Defined in header <amdis/gridfunctions/FunctorGridFunction.hpp>

template <class Functor, class... Exprs>
auto invokeAtQP(Functor const& f, Exprs&&... g_i);

Creates a Gridfunction that applies a functor to the evaluated expressions. It creates a composition of GridFunctions g_i by applying a functor f locally, i.e. locally it is evaluated f(g0(x),g1(x),...) f(g_0(x), g_1(x), ...)


Functor f
A Functor f(...)f(...) that accepts as many arguments as there are grid functions
Exprs g_i...
A number of expressions that can be transformed into grid functions gig_i


  • arity(f) == sizeof...(Exprs)
  • arity(g_i) == arity(g_j) for i != j
  • g_i models concept Concepts::GridFunction


The composition of grid functions can be differentiated using gradientOf() if all the grid functions are differentiable and the functor is differentiable, i.e. there exist valid functions derivativeOf(g_i,type) and partial(f, i).
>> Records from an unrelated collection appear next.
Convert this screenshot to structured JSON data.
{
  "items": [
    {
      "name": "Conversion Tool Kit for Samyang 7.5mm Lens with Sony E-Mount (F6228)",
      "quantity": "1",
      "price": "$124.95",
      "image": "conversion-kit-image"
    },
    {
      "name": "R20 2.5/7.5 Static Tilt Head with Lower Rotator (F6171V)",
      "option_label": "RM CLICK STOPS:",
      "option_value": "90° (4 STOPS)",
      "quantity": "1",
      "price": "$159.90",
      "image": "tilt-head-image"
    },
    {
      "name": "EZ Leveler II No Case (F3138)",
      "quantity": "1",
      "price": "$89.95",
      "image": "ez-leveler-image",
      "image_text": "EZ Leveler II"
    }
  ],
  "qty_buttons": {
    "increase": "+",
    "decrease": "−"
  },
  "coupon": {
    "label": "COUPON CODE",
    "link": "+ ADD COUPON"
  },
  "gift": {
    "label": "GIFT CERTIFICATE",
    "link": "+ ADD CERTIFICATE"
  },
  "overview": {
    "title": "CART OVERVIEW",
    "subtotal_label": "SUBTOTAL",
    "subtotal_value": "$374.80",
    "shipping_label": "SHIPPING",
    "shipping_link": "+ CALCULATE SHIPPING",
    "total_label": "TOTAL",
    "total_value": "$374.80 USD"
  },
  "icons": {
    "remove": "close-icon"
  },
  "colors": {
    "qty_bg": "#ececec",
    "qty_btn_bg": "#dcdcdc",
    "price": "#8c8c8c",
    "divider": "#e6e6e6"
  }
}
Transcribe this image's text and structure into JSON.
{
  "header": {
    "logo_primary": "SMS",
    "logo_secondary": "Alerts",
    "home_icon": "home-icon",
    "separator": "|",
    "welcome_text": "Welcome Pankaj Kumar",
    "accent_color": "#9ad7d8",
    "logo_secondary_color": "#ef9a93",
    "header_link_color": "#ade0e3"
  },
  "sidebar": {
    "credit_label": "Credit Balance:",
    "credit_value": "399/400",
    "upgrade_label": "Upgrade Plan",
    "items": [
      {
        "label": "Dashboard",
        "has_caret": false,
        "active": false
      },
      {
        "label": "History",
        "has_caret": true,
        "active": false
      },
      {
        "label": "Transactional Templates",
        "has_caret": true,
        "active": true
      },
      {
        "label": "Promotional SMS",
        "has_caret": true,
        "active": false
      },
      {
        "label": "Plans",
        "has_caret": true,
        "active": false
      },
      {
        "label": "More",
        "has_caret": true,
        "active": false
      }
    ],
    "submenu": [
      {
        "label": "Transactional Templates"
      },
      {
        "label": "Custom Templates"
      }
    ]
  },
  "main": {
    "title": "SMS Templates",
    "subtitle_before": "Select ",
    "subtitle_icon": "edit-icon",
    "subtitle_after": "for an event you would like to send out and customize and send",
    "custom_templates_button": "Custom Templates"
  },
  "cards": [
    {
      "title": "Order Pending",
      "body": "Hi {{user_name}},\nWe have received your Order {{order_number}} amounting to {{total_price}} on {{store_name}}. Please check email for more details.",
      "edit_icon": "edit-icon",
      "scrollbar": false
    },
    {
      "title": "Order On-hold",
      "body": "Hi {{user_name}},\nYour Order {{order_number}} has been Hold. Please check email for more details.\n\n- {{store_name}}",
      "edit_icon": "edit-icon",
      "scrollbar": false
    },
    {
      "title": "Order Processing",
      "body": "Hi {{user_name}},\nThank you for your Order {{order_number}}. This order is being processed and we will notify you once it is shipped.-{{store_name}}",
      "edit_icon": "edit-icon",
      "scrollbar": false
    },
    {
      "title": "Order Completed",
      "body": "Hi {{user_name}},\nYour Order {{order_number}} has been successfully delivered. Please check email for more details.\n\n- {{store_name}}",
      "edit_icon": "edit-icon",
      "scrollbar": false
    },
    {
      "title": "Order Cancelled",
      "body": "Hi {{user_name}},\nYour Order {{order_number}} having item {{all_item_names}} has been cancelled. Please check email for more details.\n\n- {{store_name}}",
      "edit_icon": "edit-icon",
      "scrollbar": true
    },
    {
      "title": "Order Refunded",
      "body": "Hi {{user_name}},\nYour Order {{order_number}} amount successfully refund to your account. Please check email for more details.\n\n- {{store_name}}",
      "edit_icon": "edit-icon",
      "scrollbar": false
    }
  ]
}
invokeAtQP([](Dune::FieldVector<double, 2> const& x) { return two_norm(x); }, X());
invokeAtQP([](double u, auto const& x) { return u + x[0]; }, 1.0, X());
invokeAtQP(Operation::Plus{}, X(0), X(1));